EXERCISE DESCRIPTION
Retype the listing exactly, with no images.

DATASET
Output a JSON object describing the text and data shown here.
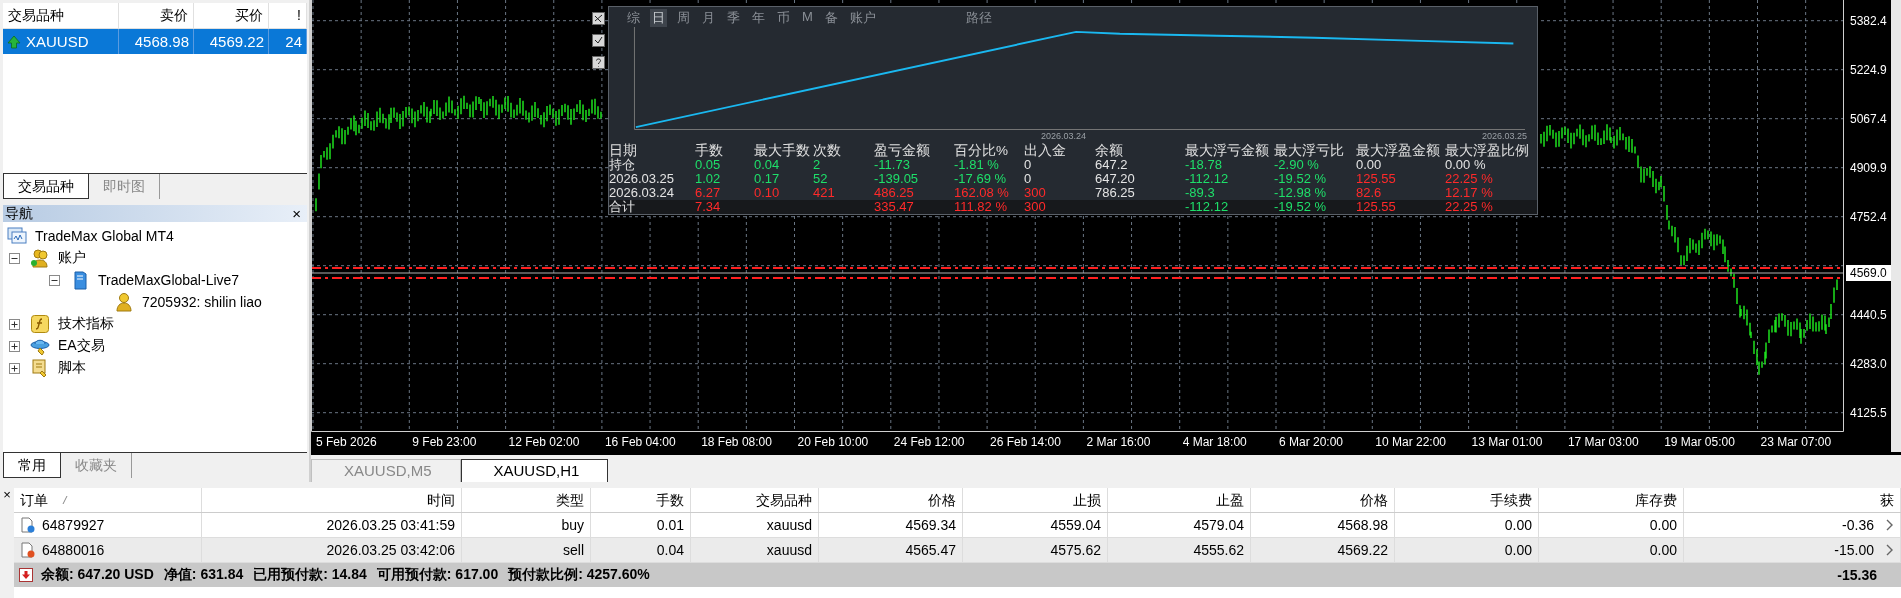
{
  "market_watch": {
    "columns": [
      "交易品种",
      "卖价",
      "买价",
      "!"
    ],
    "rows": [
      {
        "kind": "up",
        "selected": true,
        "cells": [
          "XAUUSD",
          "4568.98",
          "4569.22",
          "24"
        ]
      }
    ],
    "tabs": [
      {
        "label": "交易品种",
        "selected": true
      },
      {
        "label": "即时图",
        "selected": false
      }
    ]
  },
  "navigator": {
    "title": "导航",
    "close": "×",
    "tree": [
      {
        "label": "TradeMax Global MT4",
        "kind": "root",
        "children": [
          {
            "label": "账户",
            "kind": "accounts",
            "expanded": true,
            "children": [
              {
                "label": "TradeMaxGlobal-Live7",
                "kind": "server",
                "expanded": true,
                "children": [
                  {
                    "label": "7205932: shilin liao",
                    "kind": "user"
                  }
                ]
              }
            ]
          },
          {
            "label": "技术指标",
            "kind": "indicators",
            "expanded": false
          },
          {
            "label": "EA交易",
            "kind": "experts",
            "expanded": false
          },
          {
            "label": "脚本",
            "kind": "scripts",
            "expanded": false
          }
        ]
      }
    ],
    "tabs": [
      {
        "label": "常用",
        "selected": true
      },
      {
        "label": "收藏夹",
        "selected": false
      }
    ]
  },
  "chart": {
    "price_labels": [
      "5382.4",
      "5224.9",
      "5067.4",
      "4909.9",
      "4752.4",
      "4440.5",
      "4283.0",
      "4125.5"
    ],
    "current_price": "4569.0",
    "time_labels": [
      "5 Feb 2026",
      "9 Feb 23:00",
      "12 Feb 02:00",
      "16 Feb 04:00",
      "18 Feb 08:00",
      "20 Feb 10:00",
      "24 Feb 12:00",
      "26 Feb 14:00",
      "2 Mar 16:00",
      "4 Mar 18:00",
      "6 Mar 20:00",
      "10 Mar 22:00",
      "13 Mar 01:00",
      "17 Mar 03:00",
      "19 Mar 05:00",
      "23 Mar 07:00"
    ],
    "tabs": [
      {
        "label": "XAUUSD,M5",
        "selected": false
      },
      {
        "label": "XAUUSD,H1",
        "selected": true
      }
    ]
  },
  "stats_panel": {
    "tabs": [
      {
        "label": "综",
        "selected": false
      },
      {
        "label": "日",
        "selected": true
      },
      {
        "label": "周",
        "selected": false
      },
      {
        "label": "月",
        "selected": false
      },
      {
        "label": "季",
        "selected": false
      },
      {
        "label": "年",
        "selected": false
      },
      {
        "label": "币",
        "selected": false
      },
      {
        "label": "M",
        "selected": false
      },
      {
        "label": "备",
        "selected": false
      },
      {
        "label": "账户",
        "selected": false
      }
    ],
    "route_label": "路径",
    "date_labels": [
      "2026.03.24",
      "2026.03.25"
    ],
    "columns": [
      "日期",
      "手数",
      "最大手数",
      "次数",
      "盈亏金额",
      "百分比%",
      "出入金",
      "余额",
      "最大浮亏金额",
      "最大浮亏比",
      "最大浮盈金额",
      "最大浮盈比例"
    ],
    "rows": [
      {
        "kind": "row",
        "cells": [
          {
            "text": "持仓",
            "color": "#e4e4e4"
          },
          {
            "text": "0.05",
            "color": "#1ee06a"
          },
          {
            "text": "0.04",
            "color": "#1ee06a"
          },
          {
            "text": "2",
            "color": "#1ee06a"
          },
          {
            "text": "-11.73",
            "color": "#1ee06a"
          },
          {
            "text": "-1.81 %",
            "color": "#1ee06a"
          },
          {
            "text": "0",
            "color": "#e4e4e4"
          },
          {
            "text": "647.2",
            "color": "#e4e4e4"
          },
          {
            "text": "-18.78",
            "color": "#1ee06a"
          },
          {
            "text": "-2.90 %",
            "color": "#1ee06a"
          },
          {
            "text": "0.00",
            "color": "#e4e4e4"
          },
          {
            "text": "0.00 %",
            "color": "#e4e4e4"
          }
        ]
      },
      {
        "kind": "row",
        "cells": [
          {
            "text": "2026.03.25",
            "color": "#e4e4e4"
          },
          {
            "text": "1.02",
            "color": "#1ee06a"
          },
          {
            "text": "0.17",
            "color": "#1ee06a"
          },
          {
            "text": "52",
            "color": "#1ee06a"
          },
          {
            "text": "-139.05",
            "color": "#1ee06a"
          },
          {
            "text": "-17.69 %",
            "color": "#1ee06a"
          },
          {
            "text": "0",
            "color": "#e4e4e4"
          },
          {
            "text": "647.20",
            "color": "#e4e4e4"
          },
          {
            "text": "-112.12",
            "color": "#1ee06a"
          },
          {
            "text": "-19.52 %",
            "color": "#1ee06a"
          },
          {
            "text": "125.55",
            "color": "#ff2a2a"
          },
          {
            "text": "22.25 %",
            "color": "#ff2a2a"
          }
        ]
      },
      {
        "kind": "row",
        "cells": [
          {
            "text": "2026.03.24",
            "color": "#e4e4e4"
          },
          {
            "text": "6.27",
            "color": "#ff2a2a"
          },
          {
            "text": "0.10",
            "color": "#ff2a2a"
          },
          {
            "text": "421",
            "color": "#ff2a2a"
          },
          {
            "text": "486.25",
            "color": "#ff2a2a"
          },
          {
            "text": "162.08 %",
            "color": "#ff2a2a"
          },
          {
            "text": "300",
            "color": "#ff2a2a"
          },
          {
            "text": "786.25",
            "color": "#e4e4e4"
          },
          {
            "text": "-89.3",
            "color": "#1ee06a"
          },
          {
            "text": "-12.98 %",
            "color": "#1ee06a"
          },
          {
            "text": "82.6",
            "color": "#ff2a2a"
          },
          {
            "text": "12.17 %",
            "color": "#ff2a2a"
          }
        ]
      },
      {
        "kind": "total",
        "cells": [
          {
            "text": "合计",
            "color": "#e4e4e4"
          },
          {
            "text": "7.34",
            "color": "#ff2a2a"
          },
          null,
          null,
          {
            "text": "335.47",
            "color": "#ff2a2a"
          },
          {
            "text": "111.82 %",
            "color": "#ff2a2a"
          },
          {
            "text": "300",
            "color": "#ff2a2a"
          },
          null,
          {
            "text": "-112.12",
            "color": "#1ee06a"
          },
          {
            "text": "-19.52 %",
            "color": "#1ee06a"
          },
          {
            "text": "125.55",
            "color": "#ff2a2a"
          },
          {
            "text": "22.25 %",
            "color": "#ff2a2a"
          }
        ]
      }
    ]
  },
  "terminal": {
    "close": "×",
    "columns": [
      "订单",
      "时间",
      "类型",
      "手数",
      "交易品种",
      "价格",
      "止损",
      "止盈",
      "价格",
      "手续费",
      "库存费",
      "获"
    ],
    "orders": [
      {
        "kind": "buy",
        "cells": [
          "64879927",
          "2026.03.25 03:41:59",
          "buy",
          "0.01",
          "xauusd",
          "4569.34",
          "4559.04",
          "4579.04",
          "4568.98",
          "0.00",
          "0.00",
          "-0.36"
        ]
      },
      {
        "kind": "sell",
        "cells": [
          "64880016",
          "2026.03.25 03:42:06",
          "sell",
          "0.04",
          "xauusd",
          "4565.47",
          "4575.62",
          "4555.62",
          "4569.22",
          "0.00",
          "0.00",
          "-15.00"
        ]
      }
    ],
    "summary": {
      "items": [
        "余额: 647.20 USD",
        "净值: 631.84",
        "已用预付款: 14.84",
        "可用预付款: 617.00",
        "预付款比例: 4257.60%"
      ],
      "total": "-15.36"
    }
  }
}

RESPONSE TO THIS EXERCISE
Output a JSON object describing the text and data shown here.
{
  "market_watch": {
    "columns": [
      "交易品种",
      "卖价",
      "买价",
      "!"
    ],
    "rows": [
      {
        "kind": "up",
        "selected": true,
        "cells": [
          "XAUUSD",
          "4568.98",
          "4569.22",
          "24"
        ]
      }
    ],
    "tabs": [
      {
        "label": "交易品种",
        "selected": true
      },
      {
        "label": "即时图",
        "selected": false
      }
    ]
  },
  "navigator": {
    "title": "导航",
    "close": "×",
    "tree": [
      {
        "label": "TradeMax Global MT4",
        "kind": "root",
        "children": [
          {
            "label": "账户",
            "kind": "accounts",
            "expanded": true,
            "children": [
              {
                "label": "TradeMaxGlobal-Live7",
                "kind": "server",
                "expanded": true,
                "children": [
                  {
                    "label": "7205932: shilin liao",
                    "kind": "user"
                  }
                ]
              }
            ]
          },
          {
            "label": "技术指标",
            "kind": "indicators",
            "expanded": false
          },
          {
            "label": "EA交易",
            "kind": "experts",
            "expanded": false
          },
          {
            "label": "脚本",
            "kind": "scripts",
            "expanded": false
          }
        ]
      }
    ],
    "tabs": [
      {
        "label": "常用",
        "selected": true
      },
      {
        "label": "收藏夹",
        "selected": false
      }
    ]
  },
  "chart": {
    "price_labels": [
      "5382.4",
      "5224.9",
      "5067.4",
      "4909.9",
      "4752.4",
      "4440.5",
      "4283.0",
      "4125.5"
    ],
    "current_price": "4569.0",
    "time_labels": [
      "5 Feb 2026",
      "9 Feb 23:00",
      "12 Feb 02:00",
      "16 Feb 04:00",
      "18 Feb 08:00",
      "20 Feb 10:00",
      "24 Feb 12:00",
      "26 Feb 14:00",
      "2 Mar 16:00",
      "4 Mar 18:00",
      "6 Mar 20:00",
      "10 Mar 22:00",
      "13 Mar 01:00",
      "17 Mar 03:00",
      "19 Mar 05:00",
      "23 Mar 07:00"
    ],
    "tabs": [
      {
        "label": "XAUUSD,M5",
        "selected": false
      },
      {
        "label": "XAUUSD,H1",
        "selected": true
      }
    ]
  },
  "stats_panel": {
    "tabs": [
      {
        "label": "综",
        "selected": false
      },
      {
        "label": "日",
        "selected": true
      },
      {
        "label": "周",
        "selected": false
      },
      {
        "label": "月",
        "selected": false
      },
      {
        "label": "季",
        "selected": false
      },
      {
        "label": "年",
        "selected": false
      },
      {
        "label": "币",
        "selected": false
      },
      {
        "label": "M",
        "selected": false
      },
      {
        "label": "备",
        "selected": false
      },
      {
        "label": "账户",
        "selected": false
      }
    ],
    "route_label": "路径",
    "date_labels": [
      "2026.03.24",
      "2026.03.25"
    ],
    "columns": [
      "日期",
      "手数",
      "最大手数",
      "次数",
      "盈亏金额",
      "百分比%",
      "出入金",
      "余额",
      "最大浮亏金额",
      "最大浮亏比",
      "最大浮盈金额",
      "最大浮盈比例"
    ],
    "rows": [
      {
        "kind": "row",
        "cells": [
          {
            "text": "持仓",
            "color": "#e4e4e4"
          },
          {
            "text": "0.05",
            "color": "#1ee06a"
          },
          {
            "text": "0.04",
            "color": "#1ee06a"
          },
          {
            "text": "2",
            "color": "#1ee06a"
          },
          {
            "text": "-11.73",
            "color": "#1ee06a"
          },
          {
            "text": "-1.81 %",
            "color": "#1ee06a"
          },
          {
            "text": "0",
            "color": "#e4e4e4"
          },
          {
            "text": "647.2",
            "color": "#e4e4e4"
          },
          {
            "text": "-18.78",
            "color": "#1ee06a"
          },
          {
            "text": "-2.90 %",
            "color": "#1ee06a"
          },
          {
            "text": "0.00",
            "color": "#e4e4e4"
          },
          {
            "text": "0.00 %",
            "color": "#e4e4e4"
          }
        ]
      },
      {
        "kind": "row",
        "cells": [
          {
            "text": "2026.03.25",
            "color": "#e4e4e4"
          },
          {
            "text": "1.02",
            "color": "#1ee06a"
          },
          {
            "text": "0.17",
            "color": "#1ee06a"
          },
          {
            "text": "52",
            "color": "#1ee06a"
          },
          {
            "text": "-139.05",
            "color": "#1ee06a"
          },
          {
            "text": "-17.69 %",
            "color": "#1ee06a"
          },
          {
            "text": "0",
            "color": "#e4e4e4"
          },
          {
            "text": "647.20",
            "color": "#e4e4e4"
          },
          {
            "text": "-112.12",
            "color": "#1ee06a"
          },
          {
            "text": "-19.52 %",
            "color": "#1ee06a"
          },
          {
            "text": "125.55",
            "color": "#ff2a2a"
          },
          {
            "text": "22.25 %",
            "color": "#ff2a2a"
          }
        ]
      },
      {
        "kind": "row",
        "cells": [
          {
            "text": "2026.03.24",
            "color": "#e4e4e4"
          },
          {
            "text": "6.27",
            "color": "#ff2a2a"
          },
          {
            "text": "0.10",
            "color": "#ff2a2a"
          },
          {
            "text": "421",
            "color": "#ff2a2a"
          },
          {
            "text": "486.25",
            "color": "#ff2a2a"
          },
          {
            "text": "162.08 %",
            "color": "#ff2a2a"
          },
          {
            "text": "300",
            "color": "#ff2a2a"
          },
          {
            "text": "786.25",
            "color": "#e4e4e4"
          },
          {
            "text": "-89.3",
            "color": "#1ee06a"
          },
          {
            "text": "-12.98 %",
            "color": "#1ee06a"
          },
          {
            "text": "82.6",
            "color": "#ff2a2a"
          },
          {
            "text": "12.17 %",
            "color": "#ff2a2a"
          }
        ]
      },
      {
        "kind": "total",
        "cells": [
          {
            "text": "合计",
            "color": "#e4e4e4"
          },
          {
            "text": "7.34",
            "color": "#ff2a2a"
          },
          null,
          null,
          {
            "text": "335.47",
            "color": "#ff2a2a"
          },
          {
            "text": "111.82 %",
            "color": "#ff2a2a"
          },
          {
            "text": "300",
            "color": "#ff2a2a"
          },
          null,
          {
            "text": "-112.12",
            "color": "#1ee06a"
          },
          {
            "text": "-19.52 %",
            "color": "#1ee06a"
          },
          {
            "text": "125.55",
            "color": "#ff2a2a"
          },
          {
            "text": "22.25 %",
            "color": "#ff2a2a"
          }
        ]
      }
    ]
  },
  "terminal": {
    "close": "×",
    "columns": [
      "订单",
      "时间",
      "类型",
      "手数",
      "交易品种",
      "价格",
      "止损",
      "止盈",
      "价格",
      "手续费",
      "库存费",
      "获"
    ],
    "orders": [
      {
        "kind": "buy",
        "cells": [
          "64879927",
          "2026.03.25 03:41:59",
          "buy",
          "0.01",
          "xauusd",
          "4569.34",
          "4559.04",
          "4579.04",
          "4568.98",
          "0.00",
          "0.00",
          "-0.36"
        ]
      },
      {
        "kind": "sell",
        "cells": [
          "64880016",
          "2026.03.25 03:42:06",
          "sell",
          "0.04",
          "xauusd",
          "4565.47",
          "4575.62",
          "4555.62",
          "4569.22",
          "0.00",
          "0.00",
          "-15.00"
        ]
      }
    ],
    "summary": {
      "items": [
        "余额: 647.20 USD",
        "净值: 631.84",
        "已用预付款: 14.84",
        "可用预付款: 617.00",
        "预付款比例: 4257.60%"
      ],
      "total": "-15.36"
    }
  }
}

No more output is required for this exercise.